“We have a concern that Maricopa County election records, which are required by federal law to be retained and preserved, are no longer under the ultimate control of elections officials, are not being adequately safeguarded by contractors, and are at risk of damage or loss,” Karlan said in her letter.
This has to be the most obvious infringement of citizens right to vote by the government since the Jim Crow Laws. No surprise the democrats who created Jim Crow, Founded The KKK, and Fought against the civil rights movement is now stepping in to make sure no ones votes count and can be verified. There is only ONE reason democrats would fight so hard to stop an audit that simply confirms the results were correct, is if they know the results aren’t correct because they cheated. Arizona citizens are who pushed for this audit through their election officials and legislators. This audit is formed by Bipartisan concern of people who actually live in Arizona. Now Biden’s minions in DC are using the threat of the DOJ to try and stop what the citizens of Arizona want.
Maricopa County officials wouldn’t allow the Senate to conduct its audit at county facilities, and have refused to participate in any way. The audit is being overseen by Cyber Ninjas, a Florida-based cybersecurity company with no experience in elections.

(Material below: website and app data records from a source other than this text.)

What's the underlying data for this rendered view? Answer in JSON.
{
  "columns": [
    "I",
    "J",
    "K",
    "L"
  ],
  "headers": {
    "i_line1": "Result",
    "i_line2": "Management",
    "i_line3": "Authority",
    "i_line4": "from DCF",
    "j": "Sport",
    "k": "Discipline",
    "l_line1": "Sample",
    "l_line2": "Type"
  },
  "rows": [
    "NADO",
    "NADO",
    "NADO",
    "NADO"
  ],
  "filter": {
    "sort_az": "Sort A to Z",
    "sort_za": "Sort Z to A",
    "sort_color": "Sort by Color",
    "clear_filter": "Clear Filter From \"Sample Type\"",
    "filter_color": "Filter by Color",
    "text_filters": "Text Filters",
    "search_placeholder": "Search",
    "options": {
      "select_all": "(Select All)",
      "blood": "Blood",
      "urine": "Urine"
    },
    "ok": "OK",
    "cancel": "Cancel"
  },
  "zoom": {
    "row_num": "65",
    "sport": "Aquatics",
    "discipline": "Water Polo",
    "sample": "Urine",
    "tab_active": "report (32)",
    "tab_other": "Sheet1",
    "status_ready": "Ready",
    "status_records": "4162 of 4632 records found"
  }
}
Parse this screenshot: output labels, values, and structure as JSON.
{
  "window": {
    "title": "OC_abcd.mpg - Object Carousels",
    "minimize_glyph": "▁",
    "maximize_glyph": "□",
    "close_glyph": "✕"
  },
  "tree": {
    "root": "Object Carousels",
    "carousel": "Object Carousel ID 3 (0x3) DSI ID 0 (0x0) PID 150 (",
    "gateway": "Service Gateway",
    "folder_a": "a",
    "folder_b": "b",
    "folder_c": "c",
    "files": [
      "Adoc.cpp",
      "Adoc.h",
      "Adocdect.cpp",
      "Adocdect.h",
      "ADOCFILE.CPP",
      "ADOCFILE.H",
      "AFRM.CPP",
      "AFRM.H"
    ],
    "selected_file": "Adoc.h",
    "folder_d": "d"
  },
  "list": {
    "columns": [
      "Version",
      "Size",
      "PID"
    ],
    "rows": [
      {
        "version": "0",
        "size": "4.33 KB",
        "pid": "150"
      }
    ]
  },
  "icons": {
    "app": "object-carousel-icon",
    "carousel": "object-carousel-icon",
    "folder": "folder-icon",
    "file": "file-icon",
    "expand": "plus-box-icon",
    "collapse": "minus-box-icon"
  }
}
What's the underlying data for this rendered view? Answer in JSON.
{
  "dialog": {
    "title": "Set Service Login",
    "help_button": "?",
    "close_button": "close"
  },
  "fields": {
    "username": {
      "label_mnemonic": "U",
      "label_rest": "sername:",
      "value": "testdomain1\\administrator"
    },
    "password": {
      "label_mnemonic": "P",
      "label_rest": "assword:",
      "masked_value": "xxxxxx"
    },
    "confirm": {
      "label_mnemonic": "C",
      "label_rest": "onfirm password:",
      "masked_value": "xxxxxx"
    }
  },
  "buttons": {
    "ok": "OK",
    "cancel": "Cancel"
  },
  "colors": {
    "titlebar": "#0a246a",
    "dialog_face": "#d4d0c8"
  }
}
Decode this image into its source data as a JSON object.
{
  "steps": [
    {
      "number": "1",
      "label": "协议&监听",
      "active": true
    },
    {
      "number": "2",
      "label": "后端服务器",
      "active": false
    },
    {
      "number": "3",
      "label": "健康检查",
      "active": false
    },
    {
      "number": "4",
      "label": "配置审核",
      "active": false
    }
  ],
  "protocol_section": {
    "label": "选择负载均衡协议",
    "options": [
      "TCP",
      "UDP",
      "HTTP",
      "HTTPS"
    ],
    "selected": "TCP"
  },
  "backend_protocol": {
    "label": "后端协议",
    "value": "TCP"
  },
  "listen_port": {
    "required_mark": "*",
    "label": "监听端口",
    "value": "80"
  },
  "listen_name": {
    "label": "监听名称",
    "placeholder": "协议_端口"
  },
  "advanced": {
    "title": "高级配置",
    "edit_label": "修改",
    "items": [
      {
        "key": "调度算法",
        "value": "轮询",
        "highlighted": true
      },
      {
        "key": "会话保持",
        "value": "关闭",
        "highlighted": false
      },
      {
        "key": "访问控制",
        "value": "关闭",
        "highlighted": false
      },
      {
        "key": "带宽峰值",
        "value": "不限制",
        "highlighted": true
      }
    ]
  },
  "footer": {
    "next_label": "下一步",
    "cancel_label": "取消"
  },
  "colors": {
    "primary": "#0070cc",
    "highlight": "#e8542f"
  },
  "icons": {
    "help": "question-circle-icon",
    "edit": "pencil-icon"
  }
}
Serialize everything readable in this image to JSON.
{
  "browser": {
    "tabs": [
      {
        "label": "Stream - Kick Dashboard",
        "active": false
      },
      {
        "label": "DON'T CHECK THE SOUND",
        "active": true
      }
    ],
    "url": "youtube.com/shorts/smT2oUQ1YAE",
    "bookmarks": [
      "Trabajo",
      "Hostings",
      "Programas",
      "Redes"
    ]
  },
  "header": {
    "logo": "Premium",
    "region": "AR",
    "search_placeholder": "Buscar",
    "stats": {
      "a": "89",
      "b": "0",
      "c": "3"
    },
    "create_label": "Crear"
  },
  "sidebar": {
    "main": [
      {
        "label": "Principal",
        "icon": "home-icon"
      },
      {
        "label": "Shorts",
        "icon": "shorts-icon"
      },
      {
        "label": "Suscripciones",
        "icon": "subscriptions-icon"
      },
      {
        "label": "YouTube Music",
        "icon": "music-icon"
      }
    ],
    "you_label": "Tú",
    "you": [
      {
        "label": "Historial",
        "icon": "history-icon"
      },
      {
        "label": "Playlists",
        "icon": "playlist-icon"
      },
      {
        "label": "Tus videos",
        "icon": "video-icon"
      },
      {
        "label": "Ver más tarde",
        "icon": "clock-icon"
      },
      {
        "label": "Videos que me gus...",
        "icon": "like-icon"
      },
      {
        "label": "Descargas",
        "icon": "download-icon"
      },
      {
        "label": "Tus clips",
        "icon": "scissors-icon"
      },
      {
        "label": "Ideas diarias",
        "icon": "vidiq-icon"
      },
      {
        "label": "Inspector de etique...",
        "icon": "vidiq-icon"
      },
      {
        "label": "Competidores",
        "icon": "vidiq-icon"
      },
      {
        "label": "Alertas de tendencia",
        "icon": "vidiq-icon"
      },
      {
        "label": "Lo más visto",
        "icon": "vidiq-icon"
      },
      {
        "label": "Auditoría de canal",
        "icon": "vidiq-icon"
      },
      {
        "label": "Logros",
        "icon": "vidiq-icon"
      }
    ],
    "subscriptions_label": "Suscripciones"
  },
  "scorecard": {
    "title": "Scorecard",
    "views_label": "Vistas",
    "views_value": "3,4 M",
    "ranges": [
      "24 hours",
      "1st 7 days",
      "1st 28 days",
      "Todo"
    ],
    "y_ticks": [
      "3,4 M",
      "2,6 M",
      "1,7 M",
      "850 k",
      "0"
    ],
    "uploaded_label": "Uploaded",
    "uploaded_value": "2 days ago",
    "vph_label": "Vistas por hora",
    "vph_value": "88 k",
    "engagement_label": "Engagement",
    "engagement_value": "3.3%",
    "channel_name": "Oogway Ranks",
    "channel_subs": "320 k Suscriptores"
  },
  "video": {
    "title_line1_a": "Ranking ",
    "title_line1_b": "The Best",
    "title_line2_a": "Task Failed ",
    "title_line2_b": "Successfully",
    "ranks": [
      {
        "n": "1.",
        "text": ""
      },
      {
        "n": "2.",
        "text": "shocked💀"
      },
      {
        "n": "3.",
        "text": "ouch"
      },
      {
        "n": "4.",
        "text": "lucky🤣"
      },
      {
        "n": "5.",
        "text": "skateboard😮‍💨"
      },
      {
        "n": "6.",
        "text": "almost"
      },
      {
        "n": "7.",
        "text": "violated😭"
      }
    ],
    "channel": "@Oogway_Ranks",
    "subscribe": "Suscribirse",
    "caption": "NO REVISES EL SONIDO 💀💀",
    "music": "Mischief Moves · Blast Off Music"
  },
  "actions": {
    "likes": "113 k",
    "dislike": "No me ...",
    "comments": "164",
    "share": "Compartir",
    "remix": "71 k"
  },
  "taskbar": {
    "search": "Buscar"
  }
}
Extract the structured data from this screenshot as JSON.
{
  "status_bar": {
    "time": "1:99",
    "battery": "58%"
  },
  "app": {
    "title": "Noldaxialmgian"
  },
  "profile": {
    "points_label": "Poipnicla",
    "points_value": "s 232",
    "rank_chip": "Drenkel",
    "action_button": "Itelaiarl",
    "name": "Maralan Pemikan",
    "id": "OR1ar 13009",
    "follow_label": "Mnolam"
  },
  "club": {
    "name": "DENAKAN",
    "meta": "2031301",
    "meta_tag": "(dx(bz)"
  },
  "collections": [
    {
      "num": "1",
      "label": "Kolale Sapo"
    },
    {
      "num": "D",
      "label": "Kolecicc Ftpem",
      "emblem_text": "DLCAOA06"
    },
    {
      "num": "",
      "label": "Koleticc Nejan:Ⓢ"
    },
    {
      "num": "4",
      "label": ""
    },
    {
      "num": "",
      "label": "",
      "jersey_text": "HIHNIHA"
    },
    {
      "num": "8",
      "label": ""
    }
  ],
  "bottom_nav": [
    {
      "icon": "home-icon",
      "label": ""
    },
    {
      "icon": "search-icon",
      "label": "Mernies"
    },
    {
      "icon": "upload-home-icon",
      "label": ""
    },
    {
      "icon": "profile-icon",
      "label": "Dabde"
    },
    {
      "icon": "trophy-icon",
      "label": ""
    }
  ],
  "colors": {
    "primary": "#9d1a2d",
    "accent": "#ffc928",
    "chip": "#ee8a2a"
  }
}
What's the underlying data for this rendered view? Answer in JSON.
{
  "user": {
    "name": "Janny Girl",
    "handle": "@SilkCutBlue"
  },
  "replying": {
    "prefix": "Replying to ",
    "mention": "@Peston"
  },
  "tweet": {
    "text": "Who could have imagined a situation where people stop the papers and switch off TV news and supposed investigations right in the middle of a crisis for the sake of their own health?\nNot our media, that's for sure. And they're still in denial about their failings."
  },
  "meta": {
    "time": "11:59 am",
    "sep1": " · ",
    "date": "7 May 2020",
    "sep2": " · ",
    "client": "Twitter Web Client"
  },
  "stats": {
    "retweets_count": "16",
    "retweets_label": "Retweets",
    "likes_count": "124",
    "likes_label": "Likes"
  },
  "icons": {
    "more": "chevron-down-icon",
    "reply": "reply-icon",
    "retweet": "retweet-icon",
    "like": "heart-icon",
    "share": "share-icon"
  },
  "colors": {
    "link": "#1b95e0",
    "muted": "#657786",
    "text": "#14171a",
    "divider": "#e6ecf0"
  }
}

The other concern cited in the letter involved possible violations of the 1965 Voting Rights Act. The statement of work for Cyber Ninjas called for the audit to “identify voter registrations that did not make sense” and knock on voters’ doors to confirm their registration information, as well as plans to conduct an audit of voting history in at least three precincts “with a high number of anomalies.” Those plans would require audit workers to visit the homes of voters to determine whether they voted in the 2020 general election.
Karlan said that raises concerns that audit workers might engage in voter intimidation in violation of the Voting Rights Act.
“Past experience with similar investigative efforts around the country has raised concerns that they can be directed at minority voters, which potentially can implicate the anti-intimidation prohibitions of the Voting Rights Act. Such investigative efforts can have a significant intimidating effect on qualified voters that can deter them from seeking to vote in the future,” Karlan wrote.
Karlan asked Fann to respond to her concerns and to explain what steps the Senate is taking to ensure the audit doesn’t violate federal laws. Fann, R-Prescott, said the Senate’s attorney is preparing a response for DOJ.
In an April 29 letter, several voting rights organizations asked DOJ’s Civil Rights Division to send federal observers to monitor the audit. The letter raised both the issues that Karlan raised with Fann.
“Ballots that are protected under federal law are in imminent danger of being stolen, defaced, or irretrievably damaged, and Arizona citizens are in imminent danger of being subject to unlawful voter intimidation as a result of flawed audit procedures,” wrote representatives of the Brennan Center for Justice, Protect Democracy and the Leadership Conference.